The 3 Rules of Character Backgrounds
When starting out with a character, the first thought you might have is, “Who is this character?” And that question is a massive part of why we play roleplaying games. It’s to play someone other than ourselves, to step into their shoes and approach their world in their own unique way. But most of us have only a vague idea of what we need to know. I’ve seen players who have no background and make it up on the fly, and players who write out pages and pages of history. Neither is right nor wrong, but eventually it all boils down to 3 basic rules.
Rule #1: Know Your Motivations
You have a history. It informs the decisions you make every day. Whether you realize it or not, decisions you make throughout your life are based on things that have happened to you in the past.
Why does this matter for your character? They work the same way as you do. Their upbringing as a child, positive or negative, may inform their reaction to a capricious nobleman. Or, their upbringing on the edge of a civilization may make them curious and daring. Do you need to know every event in your character’s life to know how they’ll react to a situation? No. But if you know this history, you can play your character better and they can grow with you throughout the game.
Rule #2: Great Minds Think Alike
Be open to changes. It’s a rule that works in life, and it works in games too. One of the most important aspects of roleplaying is that it is a group effort, and this can be a strength for making a character as well. Why limit yourself to your own imagination? When working with others to form a gaming group, it often is the case that each individual makes a character, and then the group comes together with little to no prior thought as to how they came to be a group in the fiction of the game.
This isn’t always the case, and there is nothing wrong with that approach, but making characters together means creating a group, not grouping separate characters. What if your cleric was not just a passing friend of your fighter, but they were siblings? What if your barbarian was the adoptive father of the rogue? Or the other way around? Or maybe two of your characters were war-time friends, or one stole something from the other and now owes a great debt?
All of this leads to the idea that a character doesn’t have to just be the invention of one person: it can be a great group exercise that leads to interesting roleplaying and a more enjoyable experience.
Rule #3: There Are No Rules
Of course, some of you probably saw this last point coming. Rules shouldn’t govern how you make a backstory, but they can help you get a good start. If there is anything that you should take away from this article, it’s that characters shouldn’t be limited by what you’re used to seeing or what one person sees. Let them be as boundless as you are, and never stop striving to be better.

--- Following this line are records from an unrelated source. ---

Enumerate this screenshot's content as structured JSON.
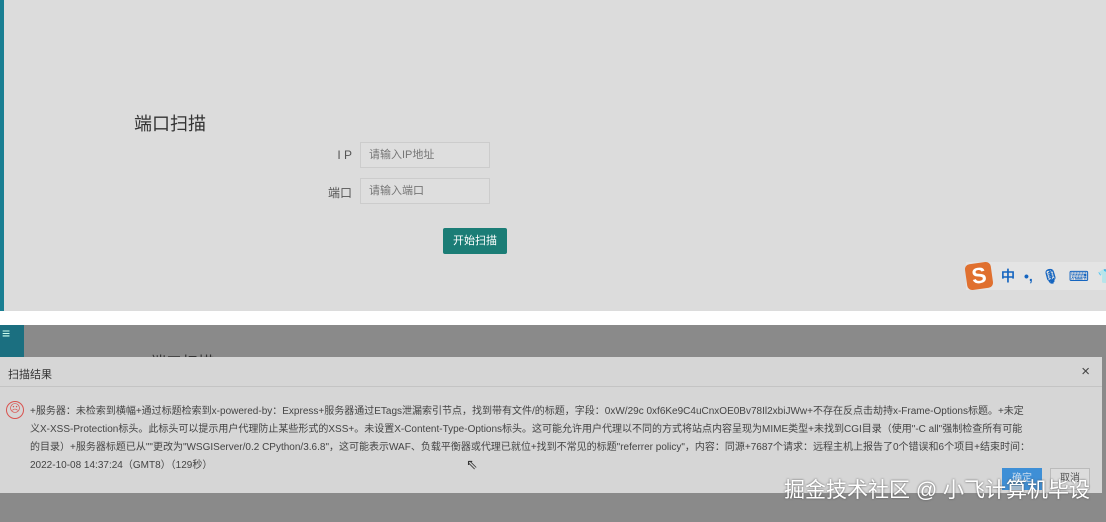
{
  "form": {
    "title": "端口扫描",
    "ip_label": "I P",
    "ip_placeholder": "请输入IP地址",
    "port_label": "端口",
    "port_placeholder": "请输入端口",
    "submit": "开始扫描"
  },
  "ime": {
    "logo": "S",
    "mode": "中",
    "punct": "•,",
    "mic": "🎙",
    "keyboard": "⌨",
    "skin": "👕"
  },
  "background_title": "端口扫描",
  "menu_icon": "≡",
  "dialog": {
    "title": "扫描结果",
    "close": "×",
    "message": "+服务器：未检索到横幅+通过标题检索到x-powered-by：Express+服务器通过ETags泄漏索引节点，找到带有文件/的标题，字段：0xW/29c 0xf6Ke9C4uCnxOE0Bv78Il2xbiJWw+不存在反点击劫持x-Frame-Options标题。+未定义X-XSS-Protection标头。此标头可以提示用户代理防止某些形式的XSS+。未设置X-Content-Type-Options标头。这可能允许用户代理以不同的方式将站点内容呈现为MIME类型+未找到CGI目录（使用\"-C all\"强制检查所有可能的目录）+服务器标题已从\"\"更改为\"WSGIServer/0.2 CPython/3.6.8\"，这可能表示WAF、负载平衡器或代理已就位+找到不常见的标题\"referrer policy\"，内容：同源+7687个请求：远程主机上报告了0个错误和6个项目+结束时间：2022-10-08 14:37:24（GMT8）（129秒）",
    "ok": "确定",
    "cancel": "取消"
  },
  "watermark": "掘金技术社区 @ 小飞计算机毕设"
}
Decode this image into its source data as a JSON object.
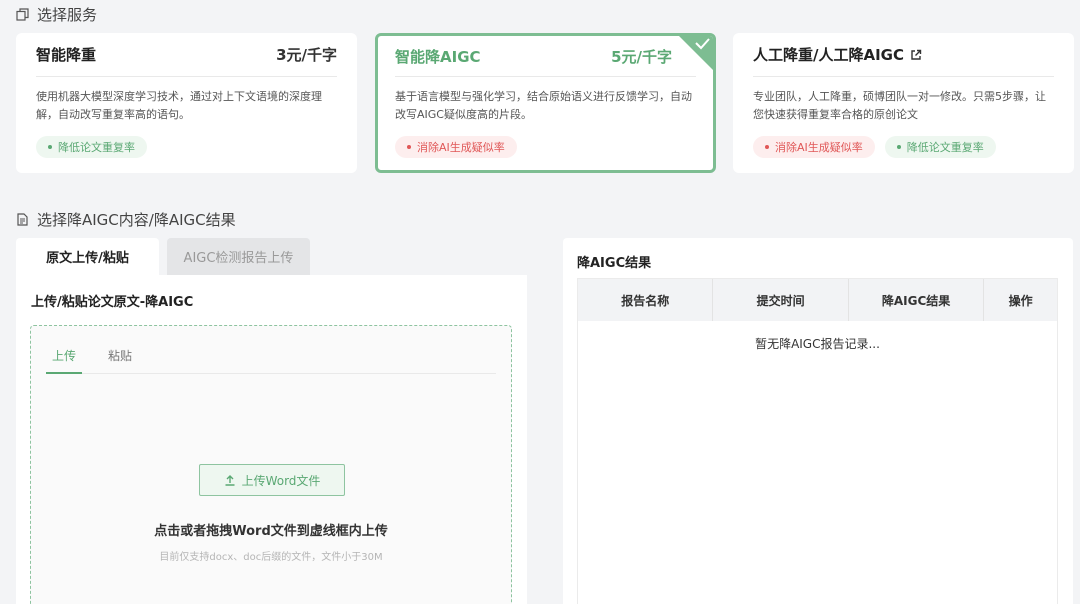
{
  "sections": {
    "service": "选择服务",
    "content": "选择降AIGC内容/降AIGC结果"
  },
  "cards": [
    {
      "title": "智能降重",
      "price": "3元/千字",
      "desc": "使用机器大模型深度学习技术，通过对上下文语境的深度理解，自动改写重复率高的语句。",
      "tags": [
        {
          "label": "降低论文重复率",
          "color": "green"
        }
      ]
    },
    {
      "title": "智能降AIGC",
      "price": "5元/千字",
      "desc": "基于语言模型与强化学习，结合原始语义进行反馈学习，自动改写AIGC疑似度高的片段。",
      "tags": [
        {
          "label": "消除AI生成疑似率",
          "color": "red"
        }
      ],
      "selected": true
    },
    {
      "title": "人工降重/人工降AIGC",
      "price": "",
      "desc": "专业团队，人工降重，硕博团队一对一修改。只需5步骤，让您快速获得重复率合格的原创论文",
      "tags": [
        {
          "label": "消除AI生成疑似率",
          "color": "red"
        },
        {
          "label": "降低论文重复率",
          "color": "green"
        }
      ],
      "icon": "external-link-icon"
    }
  ],
  "tabs": [
    "原文上传/粘贴",
    "AIGC检测报告上传"
  ],
  "left_panel": {
    "title": "上传/粘贴论文原文-降AIGC",
    "sub_tabs": [
      "上传",
      "粘贴"
    ],
    "upload_button": "上传Word文件",
    "hint": "点击或者拖拽Word文件到虚线框内上传",
    "sub_hint": "目前仅支持docx、doc后缀的文件，文件小于30M"
  },
  "right_panel": {
    "title": "降AIGC结果",
    "columns": [
      "报告名称",
      "提交时间",
      "降AIGC结果",
      "操作"
    ],
    "empty": "暂无降AIGC报告记录..."
  },
  "colors": {
    "accent": "#5aa873",
    "accent_border": "#7dbd92",
    "red": "#e05757"
  }
}
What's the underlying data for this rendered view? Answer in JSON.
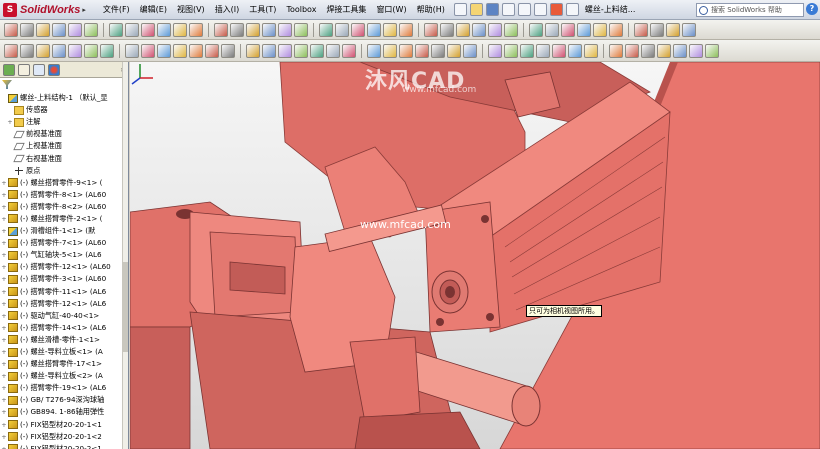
{
  "app": {
    "logo_text": "SolidWorks",
    "logo_mark": "S"
  },
  "menu": [
    {
      "label": "文件(F)"
    },
    {
      "label": "编辑(E)"
    },
    {
      "label": "视图(V)"
    },
    {
      "label": "插入(I)"
    },
    {
      "label": "工具(T)"
    },
    {
      "label": "Toolbox"
    },
    {
      "label": "焊接工具集"
    },
    {
      "label": "窗口(W)"
    },
    {
      "label": "帮助(H)"
    }
  ],
  "document_title": "螺丝-上料结...",
  "search": {
    "placeholder": "搜索 SolidWorks 帮助"
  },
  "help_icon_label": "?",
  "tree": {
    "items": [
      {
        "label": "螺丝-上料结构-1 （默认_显",
        "icon": "assembly-icon",
        "expand": ""
      },
      {
        "label": "传感器",
        "icon": "sensor-folder-icon",
        "expand": ""
      },
      {
        "label": "注解",
        "icon": "annotation-folder-icon",
        "expand": "+"
      },
      {
        "label": "前视基准面",
        "icon": "plane-icon",
        "expand": ""
      },
      {
        "label": "上视基准面",
        "icon": "plane-icon",
        "expand": ""
      },
      {
        "label": "右视基准面",
        "icon": "plane-icon",
        "expand": ""
      },
      {
        "label": "原点",
        "icon": "origin-icon",
        "expand": ""
      },
      {
        "label": "(-) 螺丝搭臂零件-9<1> (",
        "icon": "part-icon",
        "expand": "+"
      },
      {
        "label": "(-) 搭臂零件-8<1> (AL60",
        "icon": "part-icon",
        "expand": "+"
      },
      {
        "label": "(-) 搭臂零件-8<2> (AL60",
        "icon": "part-icon",
        "expand": "+"
      },
      {
        "label": "(-) 螺丝搭臂零件-2<1> (",
        "icon": "part-icon",
        "expand": "+"
      },
      {
        "label": "(-) 滑槽组件-1<1> (默",
        "icon": "subassembly-icon",
        "expand": "+"
      },
      {
        "label": "(-) 搭臂零件-7<1> (AL60",
        "icon": "part-icon",
        "expand": "+"
      },
      {
        "label": "(-) 气缸轴块-5<1> (AL6",
        "icon": "part-icon",
        "expand": "+"
      },
      {
        "label": "(-) 搭臂零件-12<1> (AL60",
        "icon": "part-icon",
        "expand": "+"
      },
      {
        "label": "(-) 搭臂零件-3<1> (AL60",
        "icon": "part-icon",
        "expand": "+"
      },
      {
        "label": "(-) 搭臂零件-11<1> (AL6",
        "icon": "part-icon",
        "expand": "+"
      },
      {
        "label": "(-) 搭臂零件-12<1> (AL6",
        "icon": "part-icon",
        "expand": "+"
      },
      {
        "label": "(-) 驱动气缸-40-40<1>",
        "icon": "part-icon",
        "expand": "+"
      },
      {
        "label": "(-) 搭臂零件-14<1> (AL6",
        "icon": "part-icon",
        "expand": "+"
      },
      {
        "label": "(-) 螺丝滑槽-零件-1<1>",
        "icon": "part-icon",
        "expand": "+"
      },
      {
        "label": "(-) 螺丝-导料立板<1> (A",
        "icon": "part-icon",
        "expand": "+"
      },
      {
        "label": "(-) 螺丝搭臂零件-17<1>",
        "icon": "part-icon",
        "expand": "+"
      },
      {
        "label": "(-) 螺丝-导料立板<2> (A",
        "icon": "part-icon",
        "expand": "+"
      },
      {
        "label": "(-) 搭臂零件-19<1> (AL6",
        "icon": "part-icon",
        "expand": "+"
      },
      {
        "label": "(-) GB/ T276-94深沟球轴",
        "icon": "part-icon",
        "expand": "+"
      },
      {
        "label": "(-) GB894. 1-86轴用弹性",
        "icon": "part-icon",
        "expand": "+"
      },
      {
        "label": "(-) FIX铝型材20-20-1<1",
        "icon": "part-icon",
        "expand": "+"
      },
      {
        "label": "(-) FIX铝型材20-20-1<2",
        "icon": "part-icon",
        "expand": "+"
      },
      {
        "label": "(-) FIX铝型材20-20-2<1",
        "icon": "part-icon",
        "expand": "+"
      }
    ]
  },
  "viewport": {
    "tooltip": "只可为相机视图所用。",
    "watermark": "沐风CAD",
    "watermark_url": "www.mfcad.com",
    "center_url": "www.mfcad.com"
  },
  "colors": {
    "model": "#e8796f",
    "model_shadow": "#a94c48",
    "model_light": "#f29a8e",
    "model_dark": "#7a3332"
  }
}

Nate(also known as @GuessWhatTimeItIs on TUMBLR) is a full-time student, and a part-time DM with a passion for creating new ideas and getting his PCs into trouble. His current rpg obsession is Dungeon World, but Dark Heresy is his specialty. While he prefers to run the dungeon, he isn’t against fighting it out in dark with torch in hand. When he isn’t tearing his hair out over a map layout or errant plot point, he can be found playing video games, spending time with his family, and enjoying life in the frozen north.